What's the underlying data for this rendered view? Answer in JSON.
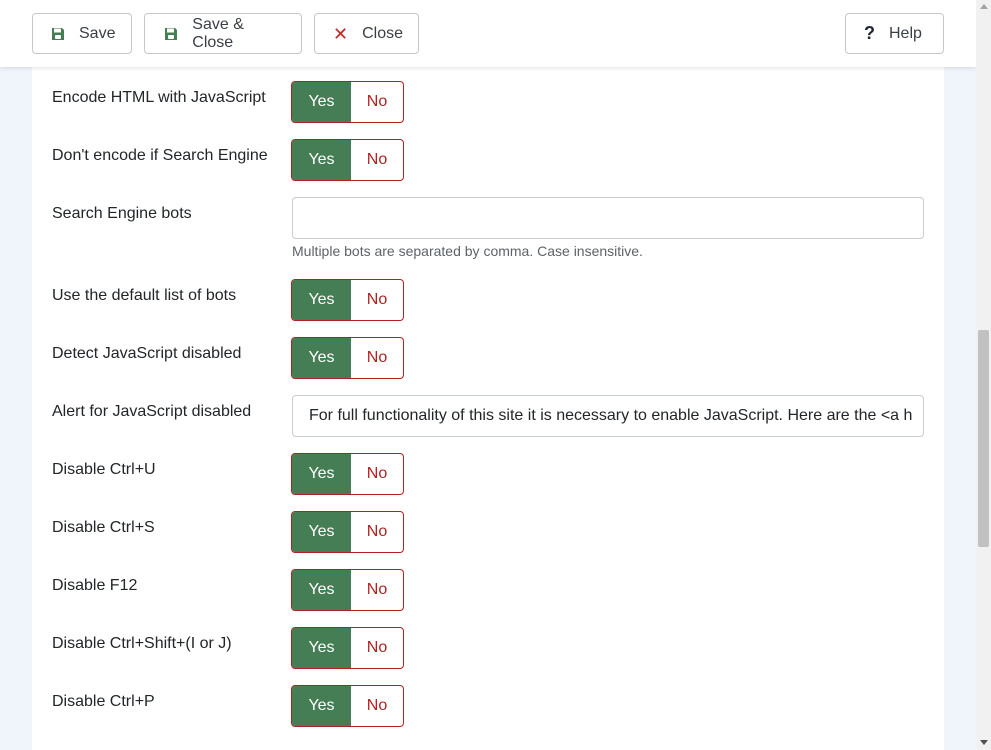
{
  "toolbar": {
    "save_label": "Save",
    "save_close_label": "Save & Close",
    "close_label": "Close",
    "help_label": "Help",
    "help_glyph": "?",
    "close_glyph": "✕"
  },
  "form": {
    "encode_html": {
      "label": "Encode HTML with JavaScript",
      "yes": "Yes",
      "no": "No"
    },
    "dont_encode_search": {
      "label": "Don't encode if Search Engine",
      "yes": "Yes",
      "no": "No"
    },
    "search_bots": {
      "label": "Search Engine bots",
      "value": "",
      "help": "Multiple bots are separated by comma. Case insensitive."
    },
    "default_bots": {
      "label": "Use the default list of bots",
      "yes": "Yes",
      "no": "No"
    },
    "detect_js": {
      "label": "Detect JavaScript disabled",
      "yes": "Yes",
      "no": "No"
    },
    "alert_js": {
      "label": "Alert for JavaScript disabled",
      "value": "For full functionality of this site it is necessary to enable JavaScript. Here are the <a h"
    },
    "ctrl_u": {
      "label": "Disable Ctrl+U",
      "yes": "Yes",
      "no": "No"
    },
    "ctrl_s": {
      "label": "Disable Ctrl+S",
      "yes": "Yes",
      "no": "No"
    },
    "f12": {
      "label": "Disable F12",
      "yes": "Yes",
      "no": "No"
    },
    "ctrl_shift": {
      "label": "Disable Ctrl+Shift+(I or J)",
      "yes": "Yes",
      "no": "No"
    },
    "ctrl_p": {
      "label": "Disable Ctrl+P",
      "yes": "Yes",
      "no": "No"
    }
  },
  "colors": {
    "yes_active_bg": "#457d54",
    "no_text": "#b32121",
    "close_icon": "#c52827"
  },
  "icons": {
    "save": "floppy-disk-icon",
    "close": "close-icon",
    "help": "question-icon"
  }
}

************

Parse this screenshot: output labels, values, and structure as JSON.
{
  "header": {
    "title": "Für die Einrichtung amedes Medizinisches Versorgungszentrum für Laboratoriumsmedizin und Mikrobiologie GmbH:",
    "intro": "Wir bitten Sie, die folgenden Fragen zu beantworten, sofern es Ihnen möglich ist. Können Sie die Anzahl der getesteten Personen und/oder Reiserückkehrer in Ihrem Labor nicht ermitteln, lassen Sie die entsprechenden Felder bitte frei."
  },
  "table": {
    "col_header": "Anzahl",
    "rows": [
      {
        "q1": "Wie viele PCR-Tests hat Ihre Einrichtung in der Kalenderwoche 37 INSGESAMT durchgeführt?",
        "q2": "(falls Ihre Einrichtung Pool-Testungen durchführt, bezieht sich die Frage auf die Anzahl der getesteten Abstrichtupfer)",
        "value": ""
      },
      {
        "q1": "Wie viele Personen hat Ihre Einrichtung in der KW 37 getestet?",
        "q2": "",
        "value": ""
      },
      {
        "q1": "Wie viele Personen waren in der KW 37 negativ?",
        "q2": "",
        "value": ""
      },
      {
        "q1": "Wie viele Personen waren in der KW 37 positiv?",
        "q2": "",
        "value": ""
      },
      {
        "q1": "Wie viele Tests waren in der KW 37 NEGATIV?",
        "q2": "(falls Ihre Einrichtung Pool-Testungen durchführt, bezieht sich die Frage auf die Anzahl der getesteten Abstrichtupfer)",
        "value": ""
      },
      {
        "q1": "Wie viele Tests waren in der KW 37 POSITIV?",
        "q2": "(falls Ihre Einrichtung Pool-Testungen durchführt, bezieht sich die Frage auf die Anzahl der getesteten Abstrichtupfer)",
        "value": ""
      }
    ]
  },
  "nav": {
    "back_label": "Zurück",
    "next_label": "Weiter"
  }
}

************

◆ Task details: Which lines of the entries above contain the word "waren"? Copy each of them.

◆ Answer to this problem:
        "q1": "Wie viele Personen waren in der KW 37 negativ?",
        "q1": "Wie viele Personen waren in der KW 37 positiv?",
        "q1": "Wie viele Tests waren in der KW 37 NEGATIV?",
        "q1": "Wie viele Tests waren in der KW 37 POSITIV?",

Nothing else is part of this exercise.